Japan aims to launch economic partnership talks with the European Union next spring, the Nikkei business daily said, as Tokyo struggles to catch up with Asian rival South Korea in sealing trade deals.
Prime Minister Naoto Kan will propose the timetable to European Council President Herman Van Rompuy and European Commission President Jose Manuel Barroso on Friday on the sidelines of the Group of 20 summit in Seoul, the Nikkei said.
Kan will convey Japan’s willingness to tackle non-tariff trade barriers, a condition the EU has set for opening negotiations, the Nikkei said.
Businesses are urging Japan’s government to sign trade deals to boost the competitiveness of electronics and automobile exports in the face of fierce competition from South Korea, whose pact with the European Union takes effect in July.
Japan’s exports to the EU came to more than $72 billion in 2009, while imports from the EU totalled more than $59 billion, according to Japanese trade organisation JETRO.
Tokyo said in a basic policy document unveiled on Saturday it would seek a deal with the EU soon.
The government’s expression of interest in the Trans-Pacific Partnership, a U.S.-led free trade pact, has sparked vocal opposition from the agricultural lobby, which wields considerable political clout due to an electoral system that places greater weight on rural votes.
But a bilateral Economic Partnership Agreement (EPA) could allow for the exclusion of sensitive agricultural products, the Nikkei said.
“Whether or not Japan can make progress on free trade will be a litmus test that determines whether it can maintain economic growth,” said Toshihiro Nagahama, chief economist at Dai-ichi Seimei Research Institute.

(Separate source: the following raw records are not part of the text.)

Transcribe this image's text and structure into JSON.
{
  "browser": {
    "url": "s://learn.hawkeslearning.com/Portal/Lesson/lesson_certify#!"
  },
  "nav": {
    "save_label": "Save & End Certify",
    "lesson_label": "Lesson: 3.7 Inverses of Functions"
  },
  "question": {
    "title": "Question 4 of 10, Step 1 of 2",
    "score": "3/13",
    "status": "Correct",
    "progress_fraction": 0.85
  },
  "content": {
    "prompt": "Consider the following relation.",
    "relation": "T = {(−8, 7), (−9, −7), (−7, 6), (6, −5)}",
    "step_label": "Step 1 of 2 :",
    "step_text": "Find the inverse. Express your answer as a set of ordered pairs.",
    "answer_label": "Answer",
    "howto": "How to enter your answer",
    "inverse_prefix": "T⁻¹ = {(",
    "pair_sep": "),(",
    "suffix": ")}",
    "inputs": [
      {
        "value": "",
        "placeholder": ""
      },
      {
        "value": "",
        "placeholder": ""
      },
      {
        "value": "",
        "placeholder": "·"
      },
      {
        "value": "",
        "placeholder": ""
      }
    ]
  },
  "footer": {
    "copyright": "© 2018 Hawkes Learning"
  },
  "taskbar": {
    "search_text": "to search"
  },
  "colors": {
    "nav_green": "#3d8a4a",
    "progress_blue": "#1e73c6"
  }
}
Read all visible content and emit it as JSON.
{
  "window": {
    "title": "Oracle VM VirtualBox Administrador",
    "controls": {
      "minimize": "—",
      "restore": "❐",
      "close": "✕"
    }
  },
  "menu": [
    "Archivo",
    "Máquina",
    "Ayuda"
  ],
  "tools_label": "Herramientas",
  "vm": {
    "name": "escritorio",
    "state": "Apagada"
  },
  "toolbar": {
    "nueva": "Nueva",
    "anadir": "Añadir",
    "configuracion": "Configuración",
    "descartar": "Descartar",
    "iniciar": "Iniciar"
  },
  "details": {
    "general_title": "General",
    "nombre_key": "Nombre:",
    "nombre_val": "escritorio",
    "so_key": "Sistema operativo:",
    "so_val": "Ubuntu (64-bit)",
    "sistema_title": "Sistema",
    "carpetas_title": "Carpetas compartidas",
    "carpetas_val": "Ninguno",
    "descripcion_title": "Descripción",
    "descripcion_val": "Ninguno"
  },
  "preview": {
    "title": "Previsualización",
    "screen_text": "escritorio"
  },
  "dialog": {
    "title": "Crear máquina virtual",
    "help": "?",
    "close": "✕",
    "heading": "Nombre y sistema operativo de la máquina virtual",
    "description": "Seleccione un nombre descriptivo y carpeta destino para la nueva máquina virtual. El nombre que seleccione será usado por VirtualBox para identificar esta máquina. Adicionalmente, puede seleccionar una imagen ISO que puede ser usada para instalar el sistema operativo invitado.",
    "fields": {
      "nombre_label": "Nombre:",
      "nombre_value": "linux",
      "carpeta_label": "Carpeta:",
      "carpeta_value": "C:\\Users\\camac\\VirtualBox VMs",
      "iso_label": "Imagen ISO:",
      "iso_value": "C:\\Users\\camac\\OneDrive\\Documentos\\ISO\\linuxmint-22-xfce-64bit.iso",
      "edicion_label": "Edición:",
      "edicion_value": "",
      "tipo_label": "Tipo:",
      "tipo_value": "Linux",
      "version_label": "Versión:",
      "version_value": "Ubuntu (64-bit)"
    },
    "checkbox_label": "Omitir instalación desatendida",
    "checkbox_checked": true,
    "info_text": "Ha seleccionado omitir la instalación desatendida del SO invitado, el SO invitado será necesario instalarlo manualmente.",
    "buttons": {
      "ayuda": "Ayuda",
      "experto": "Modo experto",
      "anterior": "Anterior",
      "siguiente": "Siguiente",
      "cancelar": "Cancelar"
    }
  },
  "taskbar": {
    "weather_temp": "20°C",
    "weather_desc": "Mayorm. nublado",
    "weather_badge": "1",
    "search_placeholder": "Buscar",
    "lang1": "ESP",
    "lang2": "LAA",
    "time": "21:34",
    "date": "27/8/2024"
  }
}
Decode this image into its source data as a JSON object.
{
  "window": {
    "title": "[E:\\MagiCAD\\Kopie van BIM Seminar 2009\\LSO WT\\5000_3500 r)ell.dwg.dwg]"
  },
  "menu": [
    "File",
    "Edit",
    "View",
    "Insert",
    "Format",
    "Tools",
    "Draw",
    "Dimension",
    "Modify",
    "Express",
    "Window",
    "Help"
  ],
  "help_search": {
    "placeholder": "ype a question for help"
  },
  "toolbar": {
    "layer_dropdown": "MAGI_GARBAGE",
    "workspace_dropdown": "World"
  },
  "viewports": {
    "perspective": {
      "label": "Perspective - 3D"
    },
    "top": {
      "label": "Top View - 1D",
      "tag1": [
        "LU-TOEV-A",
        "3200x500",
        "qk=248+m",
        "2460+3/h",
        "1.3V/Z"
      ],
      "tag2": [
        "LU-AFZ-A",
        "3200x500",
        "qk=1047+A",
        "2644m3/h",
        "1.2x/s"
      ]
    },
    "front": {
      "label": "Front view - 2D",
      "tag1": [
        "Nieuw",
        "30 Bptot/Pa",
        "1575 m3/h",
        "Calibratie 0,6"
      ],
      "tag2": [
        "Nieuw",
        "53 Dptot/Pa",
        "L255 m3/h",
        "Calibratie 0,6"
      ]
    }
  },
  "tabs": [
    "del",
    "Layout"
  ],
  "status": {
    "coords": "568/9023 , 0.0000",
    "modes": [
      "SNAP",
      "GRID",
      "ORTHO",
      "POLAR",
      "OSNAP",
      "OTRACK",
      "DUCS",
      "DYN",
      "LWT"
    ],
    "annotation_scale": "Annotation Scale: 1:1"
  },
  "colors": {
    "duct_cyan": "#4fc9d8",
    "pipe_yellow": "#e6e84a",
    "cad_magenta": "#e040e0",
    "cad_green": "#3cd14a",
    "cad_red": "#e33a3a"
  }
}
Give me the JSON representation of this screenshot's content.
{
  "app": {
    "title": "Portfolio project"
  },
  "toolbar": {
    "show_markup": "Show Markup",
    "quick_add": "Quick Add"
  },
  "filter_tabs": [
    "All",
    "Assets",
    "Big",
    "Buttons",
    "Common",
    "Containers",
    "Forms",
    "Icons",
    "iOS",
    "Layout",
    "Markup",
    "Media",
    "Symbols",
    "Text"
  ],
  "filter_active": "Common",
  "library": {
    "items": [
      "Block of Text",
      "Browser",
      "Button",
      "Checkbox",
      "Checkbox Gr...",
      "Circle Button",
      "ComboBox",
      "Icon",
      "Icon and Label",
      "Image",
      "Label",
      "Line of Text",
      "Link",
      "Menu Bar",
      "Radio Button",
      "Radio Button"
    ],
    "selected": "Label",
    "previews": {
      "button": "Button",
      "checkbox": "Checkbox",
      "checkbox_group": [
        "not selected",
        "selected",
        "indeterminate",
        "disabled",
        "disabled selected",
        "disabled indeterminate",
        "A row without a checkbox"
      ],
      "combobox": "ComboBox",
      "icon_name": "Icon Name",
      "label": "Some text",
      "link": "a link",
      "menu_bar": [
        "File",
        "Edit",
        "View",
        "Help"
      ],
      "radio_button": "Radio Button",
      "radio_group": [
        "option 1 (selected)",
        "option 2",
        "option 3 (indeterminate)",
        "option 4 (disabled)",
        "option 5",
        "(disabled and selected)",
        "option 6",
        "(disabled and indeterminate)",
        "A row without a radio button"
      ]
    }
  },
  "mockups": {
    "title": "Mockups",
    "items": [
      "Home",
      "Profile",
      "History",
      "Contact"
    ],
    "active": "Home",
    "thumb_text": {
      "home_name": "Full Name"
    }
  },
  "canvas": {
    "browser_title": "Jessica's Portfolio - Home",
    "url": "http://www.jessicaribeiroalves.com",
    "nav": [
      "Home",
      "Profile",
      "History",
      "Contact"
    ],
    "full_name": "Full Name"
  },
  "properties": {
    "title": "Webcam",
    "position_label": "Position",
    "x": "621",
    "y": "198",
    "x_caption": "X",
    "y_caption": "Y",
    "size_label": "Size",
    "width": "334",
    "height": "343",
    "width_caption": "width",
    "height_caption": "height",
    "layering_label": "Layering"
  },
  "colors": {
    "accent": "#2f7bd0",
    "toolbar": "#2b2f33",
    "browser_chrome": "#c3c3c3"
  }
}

“South Korea is ahead with both the United States and Europe. If Japan doesn’t make progress, it will be left behind,” he added, saying any negative effects of the deal would be outweighed by the positive.
An official at Japan’s Trade Ministry said it had been Japan’s intention for some time to seek progress on trade at an EU-Japan summit in spring 2011, but that she expected no fresh steps at G20. (Reuters)